Wednesday, 2 March 2011

Review: Trent Miniatures' "Lombardy Legion Hussars"

Guidon bearer from Trent LL09
After a few months of indecision, I recently decided to take the plunge and buy a few sample packs of Trent Miniatures' late C18 figures.  Trent offers a strange selection of Revolutionary War types with none of the armies being completed.   For example they have Austrian Dragoons (nice figures) with no command.  For those of us creating fictitious formations this is not so much of a problem (I have spare command types around) but if you are depicting an historical unit - it is a real turn-off!

In addition Trent's different packs are of greatly varying quality.  Some have really iffy proportions (even for a 28) and others look pretty good.  The only constant in the 6 blisters I ordered was that each and every pack had at least one miscast figure!   These ranged from minor gripes such as parts that hadn't joined together properly (see trumpeter below) to some rather major problems such as an Austrian Infantryman missing a foot!  All in all this suggests some really sloppy casting and non-existent quality control.  

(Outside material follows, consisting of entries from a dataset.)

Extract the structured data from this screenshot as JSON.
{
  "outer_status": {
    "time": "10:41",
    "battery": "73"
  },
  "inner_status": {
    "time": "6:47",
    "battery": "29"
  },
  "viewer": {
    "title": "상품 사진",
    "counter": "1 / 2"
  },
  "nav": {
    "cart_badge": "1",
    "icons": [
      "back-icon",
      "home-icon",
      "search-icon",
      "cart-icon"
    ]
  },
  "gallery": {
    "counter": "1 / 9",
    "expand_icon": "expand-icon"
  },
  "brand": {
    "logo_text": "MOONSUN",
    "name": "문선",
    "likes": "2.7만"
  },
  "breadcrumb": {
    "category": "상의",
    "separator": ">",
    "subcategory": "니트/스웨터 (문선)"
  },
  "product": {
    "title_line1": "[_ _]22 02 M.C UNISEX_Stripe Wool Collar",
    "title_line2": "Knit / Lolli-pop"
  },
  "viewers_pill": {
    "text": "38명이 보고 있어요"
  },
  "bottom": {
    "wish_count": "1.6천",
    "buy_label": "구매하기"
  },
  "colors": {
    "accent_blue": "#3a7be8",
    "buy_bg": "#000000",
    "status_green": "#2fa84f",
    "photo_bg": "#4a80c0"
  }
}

As I said I purchased a few packs - but I will deal with them separately as the findings are so varied!  Let's start with the Hussars.  I went for pack LL09 Lombardy Legion Hussars Command as they looked much better than the rank and file chaps.  

The Officer and his strange anatomy.
The figures are big and chunky - though not as enormous as I had been led to believe by some TMPers.  For example I see no reason why they could not be used with Front Rank troops.  As a general rule, I would say that both horses and riders are very nicely detailed.  Faces display a good deal of character and the sculptor certainly made some effort depicting the braiding on the dolman/pelisse and getting the "Hungarian knots" shown on the breeches.

The nags are cast with furniture in situ and look rather good.  It was disappointing that there was just one pose in my pack but that one pose is attractive.

Note:  One of the horses was missing most of an ear - another miscast.

When it comes to authenticity I must admit ignorance of the Lombardy Legion's particulars.  These fellows look like fairly generic mid/late C18 Hussars.  The trumpeter in early bicorne is about the only thing that may work against people wanting to use these in a later "Lace Wars" context.

Guidon bearer - character packed face!
Sadly I must now make a couple of less than positive observations.  Whilst nicely detailed these figures have a very odd - almost dwarfish - look to them.  Strangely this is far more marked when you have them in your hand!  The Guidon bearer and especially the Officer both look plain wrong!  They appear barrel-chested and without necks.  In addition, either the distance between the shoulders and backside or the length of the legs is insufficient - I am not really sure which it is.  Peculiarly, the trumpeter seems to be free of this distortion - but the rank and file Hussars (Code LL11) are afflicted to an even greater degree.  This is a real shame as these could have been a great alternative for those seeking Hussars.

Further to the sculpting problems*, I must comment upon the very high number of miscasts.  Regular readers will be aware that poor quality castings are a real bugbear of mine (see here) and these figures really annoyed me.  I purposely obtained them from a third party vendor (Ebay seller) rather than ordering directly as I wished to avoid any delays.   The gentleman was efficient and polite and they were at my door less than 36 hours after I pressed "buy it now" - so I have nothing but praise for Steve Wood's operation.  However, it really galls that Trent would supply a vendor and therefore a customer with such substandard product.

Musician with miscast trumpet.
To summarise, the level of detail is good, the subjects are interesting and the horses perfectly acceptable.  However in my opinion the figures are compromised by some bad anatomy and sloppy casting.  For my Hussars I will be going elsewhere.

Incidentally, apologies for the worn "photo booth" - I will be fabricating a replacement in the near future.

*I have passed over the freakishly large hands as the great majority of miniatures are thus afflicted.


  1. Beimbach-Schoenau *needs* an enemy -in some future at least: use these hussars -and any samples you dislike- for such 'bad guys'.

  2. Very true Mr A.

    As has been stated the main enemy is the Vile Turk but there are colonial troubles also.

    I doubt the enemies will be "modelled" by myself but perhaps I will find an opponent somewhere!

    I will not rule out conflict with my Slavic neigbours to the East either...

  3. I know why the horse is missing its ear, it was shot off by a skirmisher!

  4. Spend the money and order yourself some Prussian or Austrian hussars and horses from Frank Hammond at Minden Miniatures. They are simply the very best available and worth the extra expense: realistic, correct human and equine proportions, high quality castings that fit together easily.

    Best Regards,